Swaby v. Yates, No. 16-1821 (1st Cir. 2017)Annotate this Case

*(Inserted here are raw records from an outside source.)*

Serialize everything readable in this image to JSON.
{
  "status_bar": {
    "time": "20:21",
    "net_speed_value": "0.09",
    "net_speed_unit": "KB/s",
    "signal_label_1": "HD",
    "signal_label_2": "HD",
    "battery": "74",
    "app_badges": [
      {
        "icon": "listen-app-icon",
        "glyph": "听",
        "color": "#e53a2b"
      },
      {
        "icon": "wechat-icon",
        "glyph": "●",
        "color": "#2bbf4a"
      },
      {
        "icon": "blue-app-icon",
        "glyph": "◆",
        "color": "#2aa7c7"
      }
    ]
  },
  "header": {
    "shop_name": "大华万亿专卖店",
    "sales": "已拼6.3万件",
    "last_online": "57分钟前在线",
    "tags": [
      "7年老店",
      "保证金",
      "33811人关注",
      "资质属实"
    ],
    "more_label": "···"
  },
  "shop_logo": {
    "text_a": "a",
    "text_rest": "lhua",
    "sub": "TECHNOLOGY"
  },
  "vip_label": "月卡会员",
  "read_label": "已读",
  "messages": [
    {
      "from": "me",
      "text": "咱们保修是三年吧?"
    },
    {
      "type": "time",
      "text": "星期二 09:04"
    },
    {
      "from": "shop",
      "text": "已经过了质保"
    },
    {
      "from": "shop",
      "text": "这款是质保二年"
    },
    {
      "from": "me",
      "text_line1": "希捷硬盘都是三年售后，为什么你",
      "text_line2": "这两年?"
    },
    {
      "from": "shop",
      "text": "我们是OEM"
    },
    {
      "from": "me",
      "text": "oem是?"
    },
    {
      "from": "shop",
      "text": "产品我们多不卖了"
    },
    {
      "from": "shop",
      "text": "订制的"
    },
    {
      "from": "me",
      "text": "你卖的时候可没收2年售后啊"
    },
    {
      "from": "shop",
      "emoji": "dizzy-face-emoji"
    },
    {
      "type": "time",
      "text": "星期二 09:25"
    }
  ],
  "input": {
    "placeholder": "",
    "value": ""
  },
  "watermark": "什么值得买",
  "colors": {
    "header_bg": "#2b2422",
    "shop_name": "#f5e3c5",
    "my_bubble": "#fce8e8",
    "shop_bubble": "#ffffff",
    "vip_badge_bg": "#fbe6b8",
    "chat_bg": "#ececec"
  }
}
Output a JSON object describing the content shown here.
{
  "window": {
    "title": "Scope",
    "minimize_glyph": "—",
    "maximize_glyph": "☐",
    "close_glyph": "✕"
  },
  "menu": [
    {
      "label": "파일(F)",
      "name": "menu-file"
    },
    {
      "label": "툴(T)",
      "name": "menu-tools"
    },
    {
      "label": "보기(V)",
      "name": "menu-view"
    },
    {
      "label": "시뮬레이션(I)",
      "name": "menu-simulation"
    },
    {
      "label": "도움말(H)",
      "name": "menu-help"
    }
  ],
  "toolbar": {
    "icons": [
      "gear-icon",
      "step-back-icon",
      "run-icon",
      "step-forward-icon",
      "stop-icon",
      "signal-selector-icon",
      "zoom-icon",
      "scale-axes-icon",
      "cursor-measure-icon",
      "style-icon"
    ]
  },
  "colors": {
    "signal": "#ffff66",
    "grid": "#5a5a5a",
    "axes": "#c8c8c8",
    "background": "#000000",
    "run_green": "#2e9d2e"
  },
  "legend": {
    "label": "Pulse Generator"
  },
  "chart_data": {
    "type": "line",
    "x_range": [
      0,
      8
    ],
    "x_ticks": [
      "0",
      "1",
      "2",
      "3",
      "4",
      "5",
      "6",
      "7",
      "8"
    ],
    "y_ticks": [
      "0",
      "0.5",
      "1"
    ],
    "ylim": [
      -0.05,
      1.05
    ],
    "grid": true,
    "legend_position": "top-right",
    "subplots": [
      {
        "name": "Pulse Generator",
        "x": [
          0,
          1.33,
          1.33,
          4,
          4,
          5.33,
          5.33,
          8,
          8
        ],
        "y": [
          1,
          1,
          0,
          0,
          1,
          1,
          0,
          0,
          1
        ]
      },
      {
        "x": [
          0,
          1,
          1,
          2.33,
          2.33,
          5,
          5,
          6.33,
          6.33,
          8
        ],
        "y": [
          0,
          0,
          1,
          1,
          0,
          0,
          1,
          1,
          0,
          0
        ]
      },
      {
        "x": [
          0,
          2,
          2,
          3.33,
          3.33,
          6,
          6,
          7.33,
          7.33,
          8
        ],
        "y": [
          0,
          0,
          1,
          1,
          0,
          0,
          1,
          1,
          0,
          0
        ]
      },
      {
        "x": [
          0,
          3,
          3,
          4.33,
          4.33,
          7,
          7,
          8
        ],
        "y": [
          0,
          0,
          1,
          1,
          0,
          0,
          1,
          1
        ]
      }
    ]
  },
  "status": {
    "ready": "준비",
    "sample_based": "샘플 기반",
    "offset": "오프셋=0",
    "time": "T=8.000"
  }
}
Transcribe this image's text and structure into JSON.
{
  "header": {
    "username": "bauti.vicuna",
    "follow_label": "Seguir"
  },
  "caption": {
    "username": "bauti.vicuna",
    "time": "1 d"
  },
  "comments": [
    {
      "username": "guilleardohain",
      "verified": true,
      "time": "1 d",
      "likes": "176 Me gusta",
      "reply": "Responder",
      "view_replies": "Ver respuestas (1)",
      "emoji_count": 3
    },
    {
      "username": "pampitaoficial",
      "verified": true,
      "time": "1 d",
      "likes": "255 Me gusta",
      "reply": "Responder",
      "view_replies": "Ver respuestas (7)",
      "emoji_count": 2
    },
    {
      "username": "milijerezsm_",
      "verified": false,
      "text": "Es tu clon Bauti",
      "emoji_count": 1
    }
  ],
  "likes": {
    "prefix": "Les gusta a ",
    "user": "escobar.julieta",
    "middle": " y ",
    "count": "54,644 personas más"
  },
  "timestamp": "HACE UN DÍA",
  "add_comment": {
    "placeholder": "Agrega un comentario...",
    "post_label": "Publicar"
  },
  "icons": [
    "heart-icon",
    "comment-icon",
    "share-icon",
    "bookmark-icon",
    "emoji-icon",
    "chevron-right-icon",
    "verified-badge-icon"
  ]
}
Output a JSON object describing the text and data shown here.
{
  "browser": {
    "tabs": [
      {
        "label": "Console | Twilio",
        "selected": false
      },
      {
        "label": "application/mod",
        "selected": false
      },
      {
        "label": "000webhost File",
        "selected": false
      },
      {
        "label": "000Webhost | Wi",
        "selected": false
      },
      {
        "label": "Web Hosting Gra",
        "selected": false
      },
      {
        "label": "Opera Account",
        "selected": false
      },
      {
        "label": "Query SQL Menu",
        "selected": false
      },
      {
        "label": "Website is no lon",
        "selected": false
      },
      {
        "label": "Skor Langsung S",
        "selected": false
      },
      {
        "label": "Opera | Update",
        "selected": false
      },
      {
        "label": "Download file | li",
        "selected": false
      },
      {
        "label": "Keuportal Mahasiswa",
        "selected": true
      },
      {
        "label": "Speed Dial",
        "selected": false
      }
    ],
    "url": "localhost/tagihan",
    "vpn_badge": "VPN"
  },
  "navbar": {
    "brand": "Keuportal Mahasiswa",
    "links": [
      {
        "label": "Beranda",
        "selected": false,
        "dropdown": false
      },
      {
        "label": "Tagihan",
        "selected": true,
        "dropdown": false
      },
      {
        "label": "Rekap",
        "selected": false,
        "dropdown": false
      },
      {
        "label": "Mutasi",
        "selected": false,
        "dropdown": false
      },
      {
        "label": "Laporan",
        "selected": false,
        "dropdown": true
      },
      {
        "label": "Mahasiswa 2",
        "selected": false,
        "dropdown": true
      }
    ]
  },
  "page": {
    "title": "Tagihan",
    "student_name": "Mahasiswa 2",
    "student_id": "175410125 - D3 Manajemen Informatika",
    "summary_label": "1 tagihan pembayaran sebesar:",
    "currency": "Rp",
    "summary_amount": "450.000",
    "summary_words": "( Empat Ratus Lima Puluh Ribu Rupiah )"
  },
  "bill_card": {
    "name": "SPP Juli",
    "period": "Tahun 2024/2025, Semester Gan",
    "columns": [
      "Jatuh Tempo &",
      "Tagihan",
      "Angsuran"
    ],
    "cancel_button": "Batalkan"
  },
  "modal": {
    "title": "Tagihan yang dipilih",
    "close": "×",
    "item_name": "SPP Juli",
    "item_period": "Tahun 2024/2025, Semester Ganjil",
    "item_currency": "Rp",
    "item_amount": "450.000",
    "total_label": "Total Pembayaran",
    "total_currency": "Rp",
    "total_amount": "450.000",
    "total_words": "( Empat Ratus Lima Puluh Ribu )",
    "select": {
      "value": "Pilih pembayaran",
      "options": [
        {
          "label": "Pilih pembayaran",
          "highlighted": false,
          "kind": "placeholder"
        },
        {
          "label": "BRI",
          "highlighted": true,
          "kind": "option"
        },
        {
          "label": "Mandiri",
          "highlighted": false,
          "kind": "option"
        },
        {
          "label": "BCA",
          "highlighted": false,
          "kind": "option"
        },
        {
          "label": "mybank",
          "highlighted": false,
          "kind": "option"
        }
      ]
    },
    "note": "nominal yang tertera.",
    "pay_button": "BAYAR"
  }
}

Swaby, a citizen of Jamaica, entered the U.S. on a tourist visa in 1996 and adjusted to lawful permanent resident status in 2010. In 2013, Swaby pled nolo contendere in Rhode Island to three counts of manufacturing, delivering, or possessing with intent to distribute marijuana. Swaby was charged with removability under 8 U.S.C. 1227(a)(2)(B)(i), which authorizes removal of an alien convicted of a violation of any federal or state law "relating to a controlled substance,” defined as a "drug or other substance" included in one of the five federal drug schedules, 21 U.S.C 802(6). Swaby initially appeared pro se and accepted an order of removal, waiving his right to appeal. In 2015, represented by counsel, Swaby moved to reopen and terminate removal proceedings, arguing that under the Supreme Court’s 2015 holding, Mellouli v. Lynch, his convictions did not qualify as removable offenses. The IJ reopened, but denied Swaby's request for cancellation of removal. The BIA affirmed. The First Circuit dismissed in part and denied relief in part. Under the modified categorical approach, the plea documents make clear that Swaby's convictions were for the manufacturing, delivering, or possessing with intent to distribute marijuana and "relat[e] to a controlled substance (as defined in [the federal drug schedules])," as section 1227(a)(2)(B)(i) requires.